claim investigators for $8.6M for allegations of improper disability claim
handling without admission of any wrongdoing.
a suit brought by AARP, a federal judge had ruled that employers could not tie
their retiree benefit plans to Medicare eligibility. This would have cost
employers millions of dollars and probably forced cancellation of many of the
plans. However, the judge has now reversed her ruling, which allows retiree
benefits for Medicare eligibles to continue with the practice of co-coordinating
unit face a proposed fine of $2.4M for not promptly paying doctors and
hospitals. A hearing is scheduled for Halloween day to rule on the matter.

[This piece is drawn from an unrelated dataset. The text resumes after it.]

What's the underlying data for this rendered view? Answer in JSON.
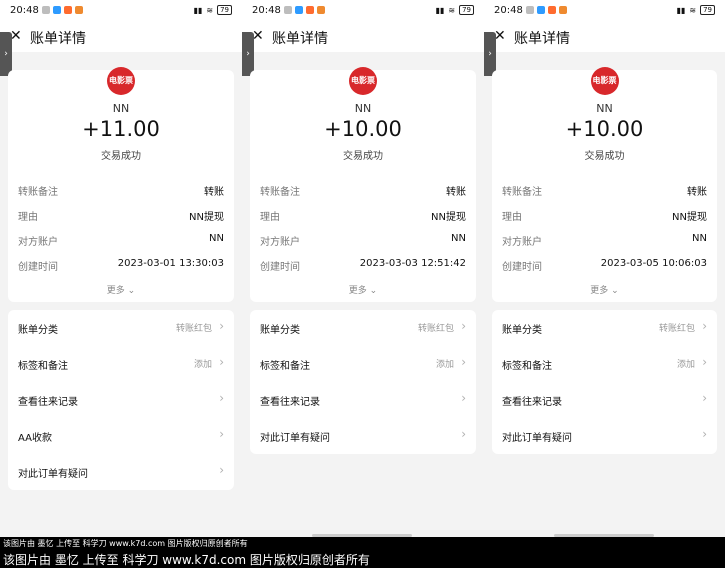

ís prompt pay law states that an insurer must pay a medical providerís
claims in 15 working days or explain the delay. UHC claims to be paying 98%
within that time frame and says that it is impossible to reach the 100% standard
simply due to improper submissions by providers. In the meantime, UHC has won a
contract to run
ís health insurance network for 300,000 state employees and insures more than
500,000 Georgians in private insurance plans. No word as of this afternoon as to
the outcome of the hearing.
has teamed with Kmart to offer a Medicare Part D prescription plan, similar to
AARPís branding relationship with UHC. No word yet on whether blue light
special pricing is going to be available.
Health has sold its two
hospitals (Victory and St. Therese) to
based Community Health Systems. The two hospitals had lost $90 million on
operations over the last five years.
data from EBRI indicates that Americans often view cost as one of the least
important factors when judging health care quality. The study indicates that 90%
of Americans evaluate their doctors on factors other than cost, but 63% do
believe that cost is important. Roughly 57% of Americans are extremely or very
satisfied with the quality of care they received in the last two years, while
only 28% were satisfied with the cost. Among those who experienced an increase
in cost in the last year, 79% switched to generic drugs, 71% claim to be taking
better care of themselves. Further, 40% said they delayed seeing a doctor for
treatment and 21% skipped prescription medications.
expected, Adventist Health Systems in the metro
area did renew their agreement with PHCS, after initially announcing the
cancellation of their contracts. The hospitals in the system include
, Glen Oaks and LaGrange Memorial.
new report by Express Scripts says that consumers and employers in health plans
in the commercial market could have saved over $20 Billion through increased use
of generic drugs. The study examined six major classes of drugs, including
cholesterol lowering medications and antidepressants. The average generic drug
costs $60 less per script than a brand name drug.
nationís HMOs reported a $3.6 billion profit for the first quarter of 2005, a
21.4% increase over the figures for the first quarter of 2004. The industry
profit margin was 4.6% according to Weiss Ratings.
2006 Towers Perrin health care survey of 200 of the largest U.S. employers shows
that those employers are expecting an average 8% increase in their 2006 costs
for health care (up to $8,424 per employee per year) for all types of plans. The
cost sharing continues to average 20% for employees and 80% for employers.
Retirees will contribute about 43% of their costs. Low cost companies average
$6,866 PEPY in costs, while high cost companies average $10,022 PEPY. Lower cost
companies tend to have large differentials in copays for Rx Brand vs. generic
coverage and they also have moved away from copays for other coverage and have
moved towards coinsurance.